Finland's prime minister has opened his house for refugees, the boldest gesture yet by a politician in support of those trying to enter Europe, as the EU struggles to deal with the numbers.
Juha Sipila told Finnish broadcaster YLE on Saturday that his family was not using their house in Kempele, central Finland, which they left when they moved to Helsinki. He said refugees could move in from January 1.
"We should all take a look in the mirror and ask how we can help," he said. "I hope this becomes some kind of people's movement that will inspire many others to shoulder part of the burden in this refugee housing crisis."
He did not say how many families could live there or how they could apply.
Yesterday, Finland doubled its estimate for many people would apply for asylum there - 30,000. In August, the country's interior ministry said it expected up to 15,000 people would apply for asylum in the country — 10,000 higher than previous estimates.

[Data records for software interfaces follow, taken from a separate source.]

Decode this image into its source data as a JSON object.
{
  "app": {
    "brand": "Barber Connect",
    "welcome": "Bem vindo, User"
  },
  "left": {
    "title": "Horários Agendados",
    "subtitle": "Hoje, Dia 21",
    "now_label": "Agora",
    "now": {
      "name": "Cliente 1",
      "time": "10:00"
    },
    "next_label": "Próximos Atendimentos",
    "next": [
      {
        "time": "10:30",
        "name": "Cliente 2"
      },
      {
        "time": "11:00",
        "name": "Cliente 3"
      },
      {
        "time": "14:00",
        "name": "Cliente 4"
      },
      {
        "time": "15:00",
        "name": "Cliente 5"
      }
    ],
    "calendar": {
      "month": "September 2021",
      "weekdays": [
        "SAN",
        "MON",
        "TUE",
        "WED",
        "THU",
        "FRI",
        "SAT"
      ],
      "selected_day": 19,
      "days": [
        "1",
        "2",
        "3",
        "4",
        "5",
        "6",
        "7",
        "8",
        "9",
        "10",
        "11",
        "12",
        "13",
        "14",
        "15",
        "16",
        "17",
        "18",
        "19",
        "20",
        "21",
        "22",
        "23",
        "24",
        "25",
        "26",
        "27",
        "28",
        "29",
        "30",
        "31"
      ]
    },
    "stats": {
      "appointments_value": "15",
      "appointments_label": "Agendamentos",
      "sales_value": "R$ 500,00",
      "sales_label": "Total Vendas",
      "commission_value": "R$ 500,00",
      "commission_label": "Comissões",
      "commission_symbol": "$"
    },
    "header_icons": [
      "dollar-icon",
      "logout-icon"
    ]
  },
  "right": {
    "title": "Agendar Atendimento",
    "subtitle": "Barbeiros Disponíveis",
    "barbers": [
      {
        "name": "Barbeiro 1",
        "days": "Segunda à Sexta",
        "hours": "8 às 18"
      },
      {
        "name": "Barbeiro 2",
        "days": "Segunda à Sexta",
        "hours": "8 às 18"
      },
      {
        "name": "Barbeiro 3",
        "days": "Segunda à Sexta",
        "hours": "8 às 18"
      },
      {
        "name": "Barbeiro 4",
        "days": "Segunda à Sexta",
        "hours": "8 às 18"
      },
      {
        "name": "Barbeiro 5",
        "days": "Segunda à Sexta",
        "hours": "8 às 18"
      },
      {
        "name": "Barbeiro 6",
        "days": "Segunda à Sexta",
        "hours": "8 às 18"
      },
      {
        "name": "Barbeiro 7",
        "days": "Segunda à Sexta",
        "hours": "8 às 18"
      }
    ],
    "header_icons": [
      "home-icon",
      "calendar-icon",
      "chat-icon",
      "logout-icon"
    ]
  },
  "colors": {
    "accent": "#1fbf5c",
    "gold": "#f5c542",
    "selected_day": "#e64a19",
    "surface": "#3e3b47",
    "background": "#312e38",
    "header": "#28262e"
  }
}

Sipila said Finland could lead by example by taking in refugees and said an EU plan to distribute 120,000 refugees, who have arrived in Italy, Greece and Hungary, around other countries should be voluntary.
He has been heading the country's centre-right government since May, in a coalition with the anti-immigration Finns Party.
His comments come after Hungary bused hundreds of migrants to the Austrian border, after Germany and Austria said they would take more in as Budapest struggled to cope.
The UN refugee agency praised Austria and Germany, saying they were showing "this is political leadership based on humanitarian values".